*Task requirements*
Each line of the material that includes the string "diretor" counts once; report the total and nothing further.

──────── Material supplied ────────

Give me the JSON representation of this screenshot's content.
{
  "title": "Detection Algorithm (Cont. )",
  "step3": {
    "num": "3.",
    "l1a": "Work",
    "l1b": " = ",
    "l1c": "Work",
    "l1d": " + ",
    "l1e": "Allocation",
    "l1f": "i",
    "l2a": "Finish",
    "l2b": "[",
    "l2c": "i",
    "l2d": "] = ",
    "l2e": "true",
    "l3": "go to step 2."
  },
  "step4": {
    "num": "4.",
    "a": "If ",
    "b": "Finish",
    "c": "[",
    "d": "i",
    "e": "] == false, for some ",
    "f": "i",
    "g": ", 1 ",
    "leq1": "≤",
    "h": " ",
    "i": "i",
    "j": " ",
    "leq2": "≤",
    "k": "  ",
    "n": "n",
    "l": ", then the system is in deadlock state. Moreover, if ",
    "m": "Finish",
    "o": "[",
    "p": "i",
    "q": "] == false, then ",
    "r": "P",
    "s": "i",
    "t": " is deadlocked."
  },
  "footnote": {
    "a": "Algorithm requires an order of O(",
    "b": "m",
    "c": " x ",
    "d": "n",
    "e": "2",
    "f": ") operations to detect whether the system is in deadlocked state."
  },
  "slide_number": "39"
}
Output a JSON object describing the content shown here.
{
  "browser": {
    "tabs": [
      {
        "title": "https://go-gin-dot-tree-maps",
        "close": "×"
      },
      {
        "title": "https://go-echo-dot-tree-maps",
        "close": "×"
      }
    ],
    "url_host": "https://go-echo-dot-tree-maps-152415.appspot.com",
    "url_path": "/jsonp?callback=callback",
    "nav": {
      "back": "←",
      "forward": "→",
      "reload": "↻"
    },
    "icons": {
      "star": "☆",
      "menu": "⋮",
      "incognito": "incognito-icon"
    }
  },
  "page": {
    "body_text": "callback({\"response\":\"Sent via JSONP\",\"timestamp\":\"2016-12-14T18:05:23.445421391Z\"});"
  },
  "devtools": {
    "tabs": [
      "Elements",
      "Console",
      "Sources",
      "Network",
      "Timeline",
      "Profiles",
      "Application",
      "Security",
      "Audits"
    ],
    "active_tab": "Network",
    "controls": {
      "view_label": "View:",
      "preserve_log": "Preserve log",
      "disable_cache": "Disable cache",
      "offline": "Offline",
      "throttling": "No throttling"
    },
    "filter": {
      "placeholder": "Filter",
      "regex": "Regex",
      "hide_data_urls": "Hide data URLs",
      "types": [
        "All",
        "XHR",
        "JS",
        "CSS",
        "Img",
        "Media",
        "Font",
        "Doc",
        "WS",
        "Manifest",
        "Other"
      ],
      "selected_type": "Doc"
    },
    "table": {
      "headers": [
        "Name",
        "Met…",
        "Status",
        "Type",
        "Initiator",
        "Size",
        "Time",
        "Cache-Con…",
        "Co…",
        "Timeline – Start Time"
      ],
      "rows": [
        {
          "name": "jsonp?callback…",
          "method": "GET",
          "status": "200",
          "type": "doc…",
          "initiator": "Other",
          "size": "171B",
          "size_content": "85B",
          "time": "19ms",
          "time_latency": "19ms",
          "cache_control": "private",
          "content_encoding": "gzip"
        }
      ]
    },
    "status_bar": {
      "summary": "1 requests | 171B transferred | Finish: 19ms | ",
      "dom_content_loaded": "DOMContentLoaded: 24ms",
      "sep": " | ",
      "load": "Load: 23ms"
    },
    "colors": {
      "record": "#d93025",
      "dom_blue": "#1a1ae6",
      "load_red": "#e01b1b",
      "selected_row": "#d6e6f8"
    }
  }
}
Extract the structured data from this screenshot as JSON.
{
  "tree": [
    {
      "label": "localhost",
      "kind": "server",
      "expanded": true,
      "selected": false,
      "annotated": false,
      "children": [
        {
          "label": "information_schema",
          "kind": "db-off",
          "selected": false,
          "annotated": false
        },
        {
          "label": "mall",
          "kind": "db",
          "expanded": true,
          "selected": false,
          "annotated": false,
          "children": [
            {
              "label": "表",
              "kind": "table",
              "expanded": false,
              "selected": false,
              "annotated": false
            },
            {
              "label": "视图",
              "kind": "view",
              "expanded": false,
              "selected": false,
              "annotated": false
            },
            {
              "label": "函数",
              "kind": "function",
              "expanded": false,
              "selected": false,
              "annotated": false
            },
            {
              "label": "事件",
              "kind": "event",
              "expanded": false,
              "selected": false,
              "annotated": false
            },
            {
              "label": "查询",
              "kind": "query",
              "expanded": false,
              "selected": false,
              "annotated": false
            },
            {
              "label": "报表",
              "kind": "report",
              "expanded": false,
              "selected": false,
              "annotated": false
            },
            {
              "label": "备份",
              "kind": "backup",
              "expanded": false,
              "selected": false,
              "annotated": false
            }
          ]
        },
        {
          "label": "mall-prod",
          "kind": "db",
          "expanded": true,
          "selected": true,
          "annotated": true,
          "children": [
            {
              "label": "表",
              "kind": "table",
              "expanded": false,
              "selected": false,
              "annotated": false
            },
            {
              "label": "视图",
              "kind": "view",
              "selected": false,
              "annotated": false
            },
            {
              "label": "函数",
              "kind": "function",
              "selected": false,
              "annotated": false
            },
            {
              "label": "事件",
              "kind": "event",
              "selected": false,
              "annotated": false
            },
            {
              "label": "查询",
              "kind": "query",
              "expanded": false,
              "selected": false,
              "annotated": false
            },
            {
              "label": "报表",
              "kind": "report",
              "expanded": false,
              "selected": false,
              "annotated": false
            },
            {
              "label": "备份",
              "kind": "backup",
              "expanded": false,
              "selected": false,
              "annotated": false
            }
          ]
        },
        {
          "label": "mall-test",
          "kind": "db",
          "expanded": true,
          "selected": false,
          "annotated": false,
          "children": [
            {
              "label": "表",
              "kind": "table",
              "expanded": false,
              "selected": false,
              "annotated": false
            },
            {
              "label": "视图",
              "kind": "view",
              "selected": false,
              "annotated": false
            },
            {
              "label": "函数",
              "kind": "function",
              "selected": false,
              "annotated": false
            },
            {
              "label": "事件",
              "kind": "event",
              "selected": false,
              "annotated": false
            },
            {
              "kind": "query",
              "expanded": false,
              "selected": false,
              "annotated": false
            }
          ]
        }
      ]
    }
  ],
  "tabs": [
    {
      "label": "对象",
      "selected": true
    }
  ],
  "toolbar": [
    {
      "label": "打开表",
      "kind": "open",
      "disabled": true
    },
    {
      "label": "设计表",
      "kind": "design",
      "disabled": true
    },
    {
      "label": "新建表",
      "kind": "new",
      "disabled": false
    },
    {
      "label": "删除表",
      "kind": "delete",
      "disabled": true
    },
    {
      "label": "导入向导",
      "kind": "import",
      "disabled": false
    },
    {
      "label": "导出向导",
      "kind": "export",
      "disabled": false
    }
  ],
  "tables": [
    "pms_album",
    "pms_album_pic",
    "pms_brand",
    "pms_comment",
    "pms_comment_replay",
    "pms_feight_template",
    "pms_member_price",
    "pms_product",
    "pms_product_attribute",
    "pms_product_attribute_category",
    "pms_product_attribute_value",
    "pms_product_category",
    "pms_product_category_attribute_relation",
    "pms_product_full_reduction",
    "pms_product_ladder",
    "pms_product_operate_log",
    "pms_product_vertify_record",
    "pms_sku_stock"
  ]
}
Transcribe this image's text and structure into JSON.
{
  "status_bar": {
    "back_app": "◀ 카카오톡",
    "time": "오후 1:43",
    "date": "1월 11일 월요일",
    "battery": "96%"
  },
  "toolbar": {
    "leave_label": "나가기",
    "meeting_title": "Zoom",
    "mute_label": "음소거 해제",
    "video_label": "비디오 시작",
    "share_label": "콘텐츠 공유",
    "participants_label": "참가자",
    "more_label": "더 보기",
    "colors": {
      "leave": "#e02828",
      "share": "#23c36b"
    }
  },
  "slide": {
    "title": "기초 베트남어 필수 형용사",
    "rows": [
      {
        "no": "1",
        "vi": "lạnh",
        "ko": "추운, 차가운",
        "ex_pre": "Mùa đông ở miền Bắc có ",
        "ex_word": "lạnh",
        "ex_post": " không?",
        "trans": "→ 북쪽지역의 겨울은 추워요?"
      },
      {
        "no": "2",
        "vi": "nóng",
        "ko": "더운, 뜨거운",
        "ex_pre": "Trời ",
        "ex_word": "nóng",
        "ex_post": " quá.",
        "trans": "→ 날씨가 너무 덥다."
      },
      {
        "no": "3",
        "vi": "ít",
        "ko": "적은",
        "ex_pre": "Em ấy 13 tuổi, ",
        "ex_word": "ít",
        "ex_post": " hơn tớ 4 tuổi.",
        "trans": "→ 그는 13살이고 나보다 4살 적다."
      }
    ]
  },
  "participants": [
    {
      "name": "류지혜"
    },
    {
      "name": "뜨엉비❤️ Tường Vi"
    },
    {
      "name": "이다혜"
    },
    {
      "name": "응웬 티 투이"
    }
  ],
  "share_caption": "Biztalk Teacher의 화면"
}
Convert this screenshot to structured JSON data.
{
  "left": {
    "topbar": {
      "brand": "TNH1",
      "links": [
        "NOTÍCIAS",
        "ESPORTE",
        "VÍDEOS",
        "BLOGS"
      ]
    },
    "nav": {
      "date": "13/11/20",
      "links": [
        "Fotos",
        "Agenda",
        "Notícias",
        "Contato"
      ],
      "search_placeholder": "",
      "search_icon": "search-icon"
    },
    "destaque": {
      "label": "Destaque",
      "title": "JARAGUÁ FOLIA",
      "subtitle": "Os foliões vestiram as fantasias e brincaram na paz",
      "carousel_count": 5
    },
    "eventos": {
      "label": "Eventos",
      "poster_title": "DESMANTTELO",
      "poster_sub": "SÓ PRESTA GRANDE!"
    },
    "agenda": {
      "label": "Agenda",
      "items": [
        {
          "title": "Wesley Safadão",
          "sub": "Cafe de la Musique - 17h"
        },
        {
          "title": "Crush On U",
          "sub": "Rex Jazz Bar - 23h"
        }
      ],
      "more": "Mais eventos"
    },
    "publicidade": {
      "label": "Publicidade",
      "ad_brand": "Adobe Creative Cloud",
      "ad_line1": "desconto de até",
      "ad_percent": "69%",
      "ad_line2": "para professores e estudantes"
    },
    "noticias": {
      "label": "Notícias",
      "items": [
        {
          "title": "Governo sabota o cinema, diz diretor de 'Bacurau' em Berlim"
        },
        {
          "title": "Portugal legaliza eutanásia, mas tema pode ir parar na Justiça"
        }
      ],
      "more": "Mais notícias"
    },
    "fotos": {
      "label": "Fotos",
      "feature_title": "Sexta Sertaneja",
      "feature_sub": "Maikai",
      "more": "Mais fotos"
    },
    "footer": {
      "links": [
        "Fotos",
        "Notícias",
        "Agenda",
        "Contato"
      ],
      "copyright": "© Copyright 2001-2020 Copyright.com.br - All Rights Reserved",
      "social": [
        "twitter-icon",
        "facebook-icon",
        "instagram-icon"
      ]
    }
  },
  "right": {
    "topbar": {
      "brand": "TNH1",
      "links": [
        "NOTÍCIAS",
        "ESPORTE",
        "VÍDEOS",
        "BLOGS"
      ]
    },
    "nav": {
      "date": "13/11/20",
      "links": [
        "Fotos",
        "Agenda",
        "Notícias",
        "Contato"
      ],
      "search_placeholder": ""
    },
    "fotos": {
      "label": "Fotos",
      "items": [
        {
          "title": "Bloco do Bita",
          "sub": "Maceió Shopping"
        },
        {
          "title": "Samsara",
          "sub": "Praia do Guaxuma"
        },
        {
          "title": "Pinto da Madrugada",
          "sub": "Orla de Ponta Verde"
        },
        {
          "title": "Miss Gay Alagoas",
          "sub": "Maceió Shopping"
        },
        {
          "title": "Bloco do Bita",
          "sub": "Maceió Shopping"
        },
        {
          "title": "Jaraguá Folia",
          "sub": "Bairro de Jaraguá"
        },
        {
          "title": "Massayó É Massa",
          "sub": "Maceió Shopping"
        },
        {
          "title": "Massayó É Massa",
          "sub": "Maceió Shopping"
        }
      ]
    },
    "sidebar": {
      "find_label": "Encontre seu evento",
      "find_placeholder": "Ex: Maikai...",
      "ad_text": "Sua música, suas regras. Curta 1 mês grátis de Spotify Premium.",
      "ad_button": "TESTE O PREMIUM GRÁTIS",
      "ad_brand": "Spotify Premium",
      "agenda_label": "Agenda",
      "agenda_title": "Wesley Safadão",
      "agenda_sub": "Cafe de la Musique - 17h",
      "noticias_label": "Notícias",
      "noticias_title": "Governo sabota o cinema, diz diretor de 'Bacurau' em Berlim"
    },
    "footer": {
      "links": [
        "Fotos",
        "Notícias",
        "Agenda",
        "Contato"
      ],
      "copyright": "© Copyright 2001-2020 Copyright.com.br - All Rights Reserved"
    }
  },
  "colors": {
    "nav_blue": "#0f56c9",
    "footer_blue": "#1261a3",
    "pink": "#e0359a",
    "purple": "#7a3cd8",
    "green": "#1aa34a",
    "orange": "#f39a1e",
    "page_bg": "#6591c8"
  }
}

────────

*Your solution*
2